Task to carry out:
Below are records; copy every line among them that contains the word "title".

Website and app data records:
※

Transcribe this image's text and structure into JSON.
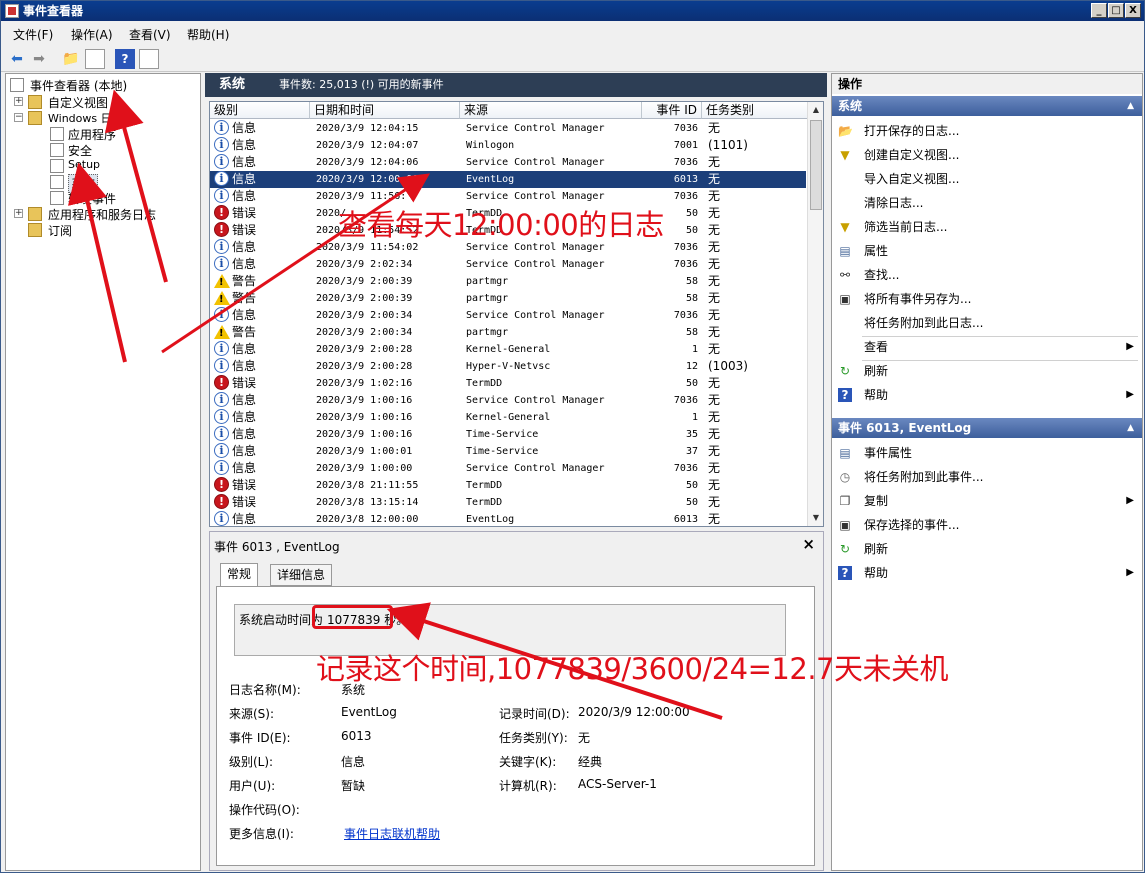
{
  "window": {
    "title": "事件查看器",
    "min": "_",
    "max": "□",
    "close": "X"
  },
  "menu": [
    "文件(F)",
    "操作(A)",
    "查看(V)",
    "帮助(H)"
  ],
  "toolbar": {
    "icons": [
      "back-icon",
      "forward-icon",
      "up-folder-icon",
      "show-hide-tree-icon",
      "help-icon",
      "properties-icon"
    ]
  },
  "tree": {
    "root": "事件查看器 (本地)",
    "custom_views": "自定义视图",
    "windows_logs": "Windows 日志",
    "application": "应用程序",
    "security": "安全",
    "setup": "Setup",
    "system": "系统",
    "forwarded": "转发事件",
    "app_services": "应用程序和服务日志",
    "subscriptions": "订阅"
  },
  "center": {
    "title": "系统",
    "count": "事件数: 25,013 (!) 可用的新事件"
  },
  "columns": [
    "级别",
    "日期和时间",
    "来源",
    "事件 ID",
    "任务类别"
  ],
  "events": [
    {
      "level": "信息",
      "type": "info",
      "time": "2020/3/9 12:04:15",
      "source": "Service Control Manager",
      "id": "7036",
      "cat": "无"
    },
    {
      "level": "信息",
      "type": "info",
      "time": "2020/3/9 12:04:07",
      "source": "Winlogon",
      "id": "7001",
      "cat": "(1101)"
    },
    {
      "level": "信息",
      "type": "info",
      "time": "2020/3/9 12:04:06",
      "source": "Service Control Manager",
      "id": "7036",
      "cat": "无"
    },
    {
      "level": "信息",
      "type": "info",
      "time": "2020/3/9 12:00:00",
      "source": "EventLog",
      "id": "6013",
      "cat": "无",
      "selected": true
    },
    {
      "level": "信息",
      "type": "info",
      "time": "2020/3/9 11:56:",
      "source": "Service Control Manager",
      "id": "7036",
      "cat": "无"
    },
    {
      "level": "错误",
      "type": "err",
      "time": "2020/",
      "source": "TermDD",
      "id": "50",
      "cat": "无"
    },
    {
      "level": "错误",
      "type": "err",
      "time": "2020/3/9 11:54:52",
      "source": "TermDD",
      "id": "50",
      "cat": "无"
    },
    {
      "level": "信息",
      "type": "info",
      "time": "2020/3/9 11:54:02",
      "source": "Service Control Manager",
      "id": "7036",
      "cat": "无"
    },
    {
      "level": "信息",
      "type": "info",
      "time": "2020/3/9 2:02:34",
      "source": "Service Control Manager",
      "id": "7036",
      "cat": "无"
    },
    {
      "level": "警告",
      "type": "warn",
      "time": "2020/3/9 2:00:39",
      "source": "partmgr",
      "id": "58",
      "cat": "无"
    },
    {
      "level": "警告",
      "type": "warn",
      "time": "2020/3/9 2:00:39",
      "source": "partmgr",
      "id": "58",
      "cat": "无"
    },
    {
      "level": "信息",
      "type": "info",
      "time": "2020/3/9 2:00:34",
      "source": "Service Control Manager",
      "id": "7036",
      "cat": "无"
    },
    {
      "level": "警告",
      "type": "warn",
      "time": "2020/3/9 2:00:34",
      "source": "partmgr",
      "id": "58",
      "cat": "无"
    },
    {
      "level": "信息",
      "type": "info",
      "time": "2020/3/9 2:00:28",
      "source": "Kernel-General",
      "id": "1",
      "cat": "无"
    },
    {
      "level": "信息",
      "type": "info",
      "time": "2020/3/9 2:00:28",
      "source": "Hyper-V-Netvsc",
      "id": "12",
      "cat": "(1003)"
    },
    {
      "level": "错误",
      "type": "err",
      "time": "2020/3/9 1:02:16",
      "source": "TermDD",
      "id": "50",
      "cat": "无"
    },
    {
      "level": "信息",
      "type": "info",
      "time": "2020/3/9 1:00:16",
      "source": "Service Control Manager",
      "id": "7036",
      "cat": "无"
    },
    {
      "level": "信息",
      "type": "info",
      "time": "2020/3/9 1:00:16",
      "source": "Kernel-General",
      "id": "1",
      "cat": "无"
    },
    {
      "level": "信息",
      "type": "info",
      "time": "2020/3/9 1:00:16",
      "source": "Time-Service",
      "id": "35",
      "cat": "无"
    },
    {
      "level": "信息",
      "type": "info",
      "time": "2020/3/9 1:00:01",
      "source": "Time-Service",
      "id": "37",
      "cat": "无"
    },
    {
      "level": "信息",
      "type": "info",
      "time": "2020/3/9 1:00:00",
      "source": "Service Control Manager",
      "id": "7036",
      "cat": "无"
    },
    {
      "level": "错误",
      "type": "err",
      "time": "2020/3/8 21:11:55",
      "source": "TermDD",
      "id": "50",
      "cat": "无"
    },
    {
      "level": "错误",
      "type": "err",
      "time": "2020/3/8 13:15:14",
      "source": "TermDD",
      "id": "50",
      "cat": "无"
    },
    {
      "level": "信息",
      "type": "info",
      "time": "2020/3/8 12:00:00",
      "source": "EventLog",
      "id": "6013",
      "cat": "无"
    }
  ],
  "detail": {
    "title": "事件 6013 , EventLog",
    "close": "×",
    "tab_general": "常规",
    "tab_details": "详细信息",
    "desc_prefix": "系统启动时间为",
    "desc_value": "1077839 秒。",
    "log_name_label": "日志名称(M):",
    "log_name": "系统",
    "source_label": "来源(S):",
    "source": "EventLog",
    "logged_label": "记录时间(D):",
    "logged": "2020/3/9 12:00:00",
    "event_id_label": "事件 ID(E):",
    "event_id": "6013",
    "task_label": "任务类别(Y):",
    "task": "无",
    "level_label": "级别(L):",
    "level": "信息",
    "keywords_label": "关键字(K):",
    "keywords": "经典",
    "user_label": "用户(U):",
    "user": "暂缺",
    "computer_label": "计算机(R):",
    "computer": "ACS-Server-1",
    "opcode_label": "操作代码(O):",
    "more_label": "更多信息(I):",
    "more_link": "事件日志联机帮助"
  },
  "actions": {
    "header": "操作",
    "section1": "系统",
    "items1": [
      {
        "label": "打开保存的日志...",
        "icon": "open-folder-icon"
      },
      {
        "label": "创建自定义视图...",
        "icon": "filter-icon"
      },
      {
        "label": "导入自定义视图...",
        "icon": ""
      },
      {
        "label": "清除日志...",
        "icon": ""
      },
      {
        "label": "筛选当前日志...",
        "icon": "filter-icon"
      },
      {
        "label": "属性",
        "icon": "properties-icon"
      },
      {
        "label": "查找...",
        "icon": "binoculars-icon"
      },
      {
        "label": "将所有事件另存为...",
        "icon": "save-icon"
      },
      {
        "label": "将任务附加到此日志...",
        "icon": ""
      },
      {
        "label": "查看",
        "icon": "",
        "arrow": true
      },
      {
        "label": "刷新",
        "icon": "refresh-icon"
      },
      {
        "label": "帮助",
        "icon": "help-icon",
        "arrow": true
      }
    ],
    "section2": "事件 6013, EventLog",
    "items2": [
      {
        "label": "事件属性",
        "icon": "properties-icon"
      },
      {
        "label": "将任务附加到此事件...",
        "icon": "task-icon"
      },
      {
        "label": "复制",
        "icon": "copy-icon",
        "arrow": true
      },
      {
        "label": "保存选择的事件...",
        "icon": "save-icon"
      },
      {
        "label": "刷新",
        "icon": "refresh-icon"
      },
      {
        "label": "帮助",
        "icon": "help-icon",
        "arrow": true
      }
    ]
  },
  "annotations": {
    "note1": "查看每天12:00:00的日志",
    "note2": "记录这个时间,1077839/3600/24=12.7天未关机"
  },
  "colors": {
    "annotation": "#e0101a",
    "selection": "#1c3f7a",
    "header": "#2d3e55"
  }
}
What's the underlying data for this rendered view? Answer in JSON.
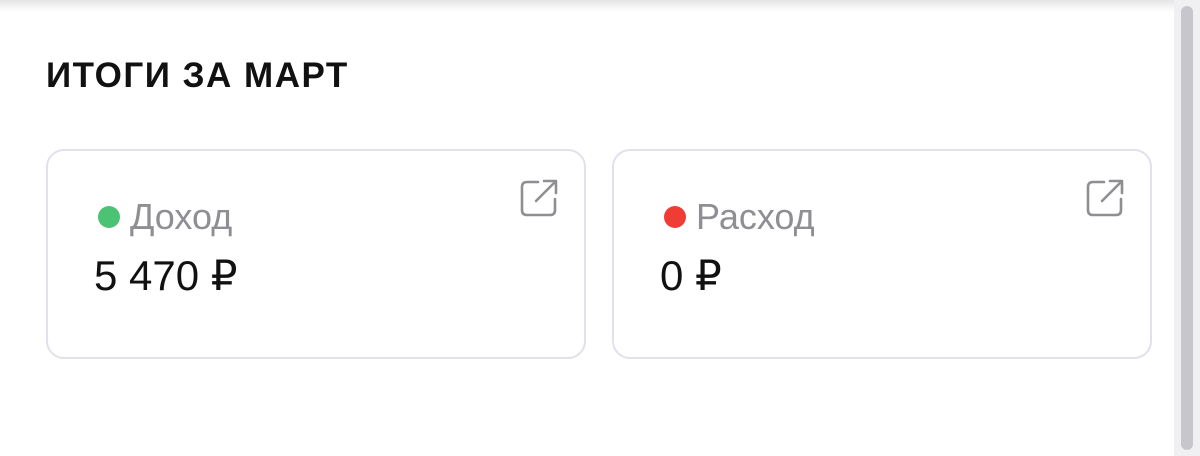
{
  "section": {
    "title": "ИТОГИ ЗА МАРТ"
  },
  "cards": {
    "income": {
      "label": "Доход",
      "value": "5 470 ₽",
      "dot_color": "#4cc274",
      "icon": "external-link-icon"
    },
    "expense": {
      "label": "Расход",
      "value": "0 ₽",
      "dot_color": "#ef3d35",
      "icon": "external-link-icon"
    }
  }
}
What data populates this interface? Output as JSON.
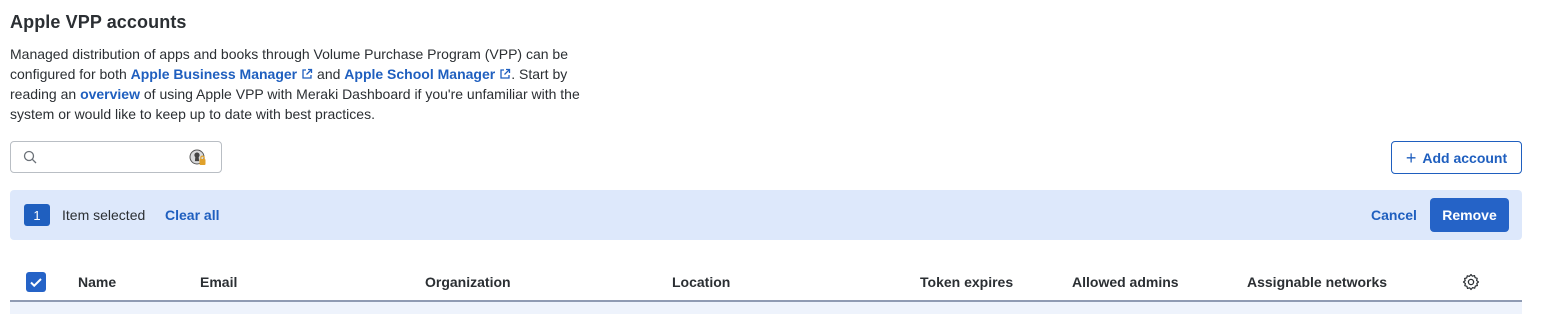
{
  "page": {
    "title": "Apple VPP accounts"
  },
  "description": {
    "part1": "Managed distribution of apps and books through Volume Purchase Program (VPP) can be configured for both ",
    "link_business": "Apple Business Manager",
    "part2": " and ",
    "link_school": "Apple School Manager",
    "part3": ". Start by reading an ",
    "link_overview": "overview",
    "part4": " of using Apple VPP with Meraki Dashboard if you're unfamiliar with the system or would like to keep up to date with best practices."
  },
  "search": {
    "value": "",
    "placeholder": "",
    "icon": "search-icon",
    "extension_icon": "password-manager-icon"
  },
  "toolbar": {
    "add_icon": "plus-icon",
    "add_label": "Add account"
  },
  "selection": {
    "count": "1",
    "label": "Item selected",
    "clear_all": "Clear all",
    "cancel": "Cancel",
    "remove": "Remove"
  },
  "table": {
    "select_all_checked": true,
    "columns": [
      "Name",
      "Email",
      "Organization",
      "Location",
      "Token expires",
      "Allowed admins",
      "Assignable networks"
    ],
    "settings_icon": "gear-icon"
  },
  "colors": {
    "accent": "#1f5fbf",
    "primary_button": "#2563c7",
    "selection_bar": "#dde8fb",
    "text": "#2b2f33"
  }
}
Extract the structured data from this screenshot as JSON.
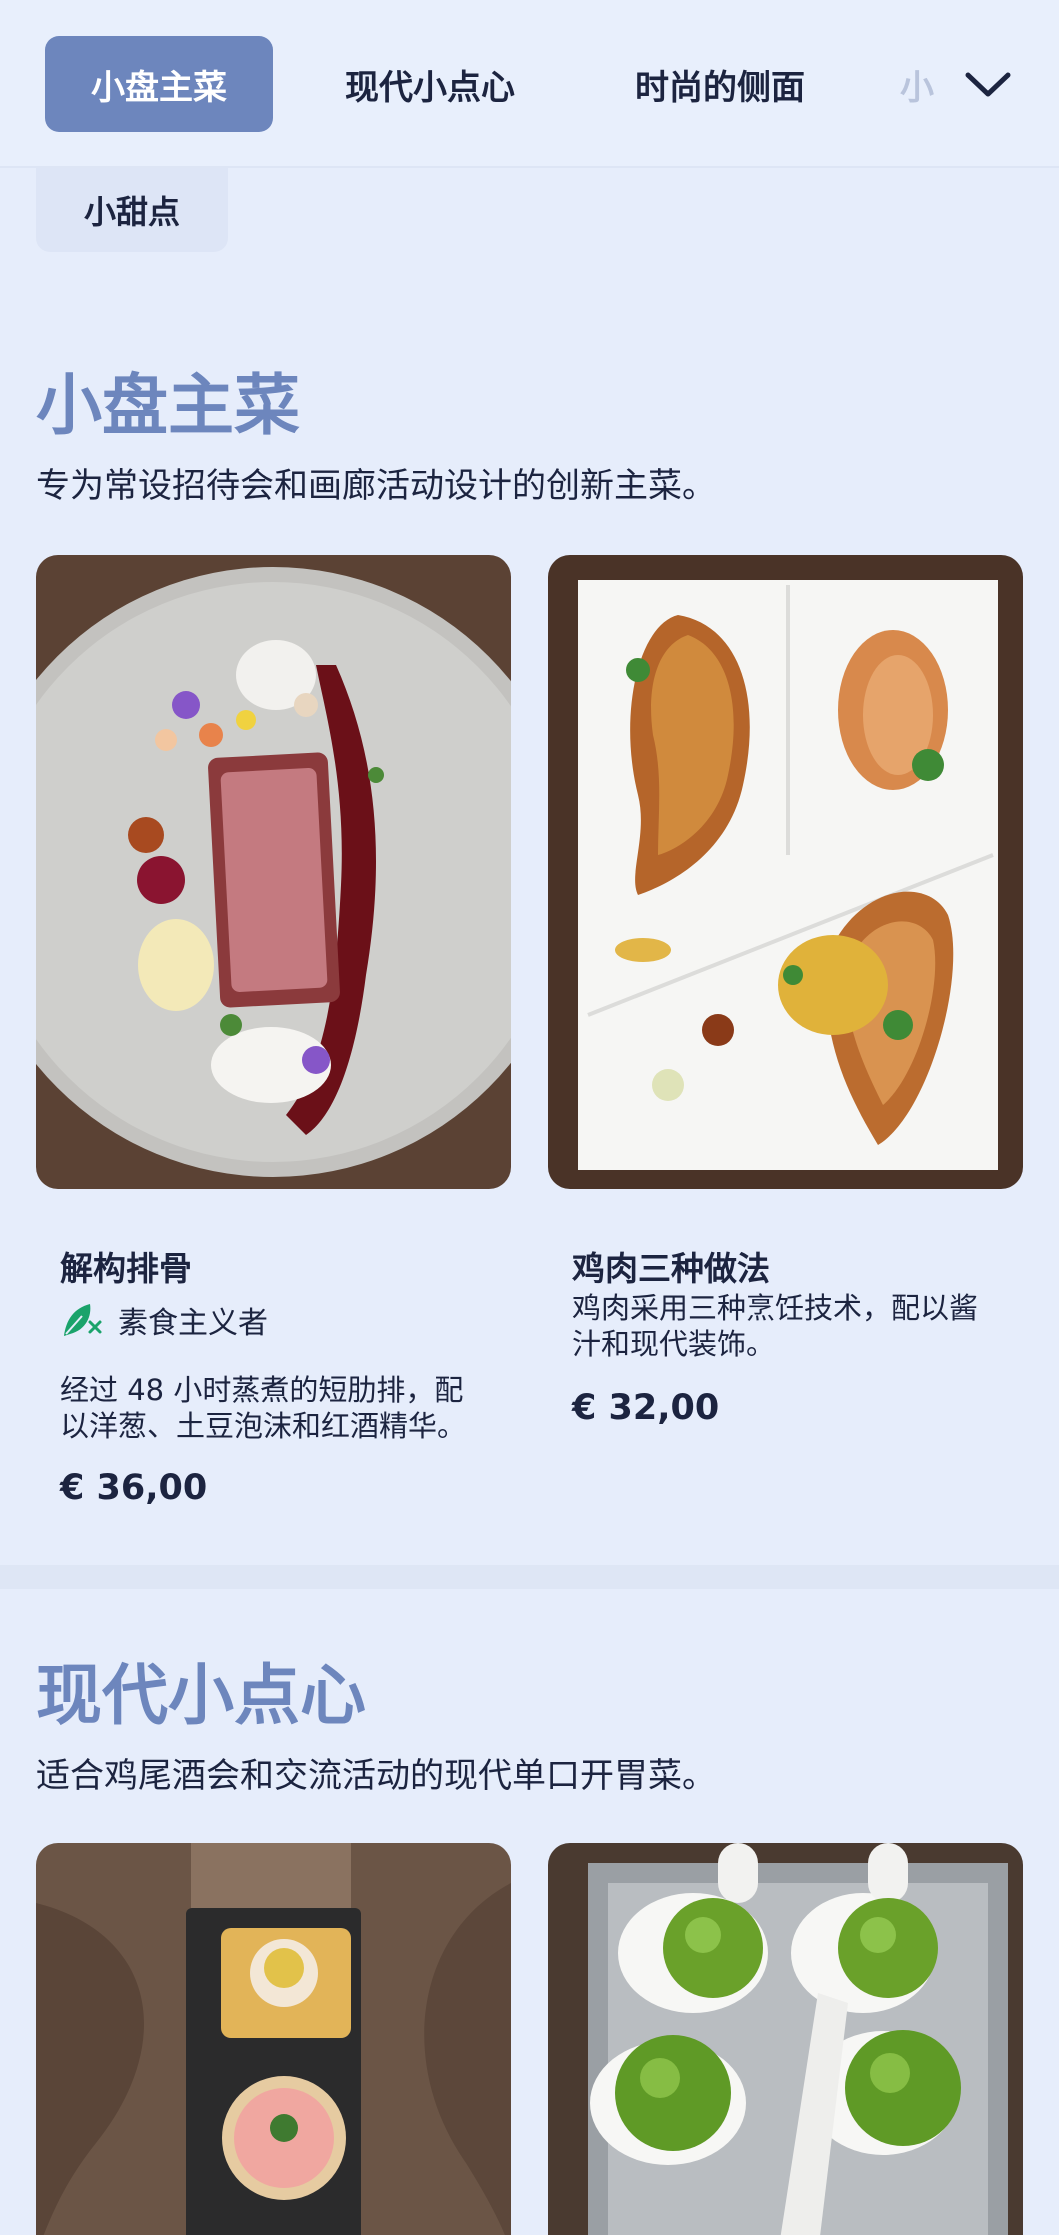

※

Answer for the task:
    "title": "事件查看器",
    "title": "系统",
    "title": "事件 6013 , EventLog",
    "title": "ИТОГИ ЗА МАРТ"
    "title": "Apple VPP accounts"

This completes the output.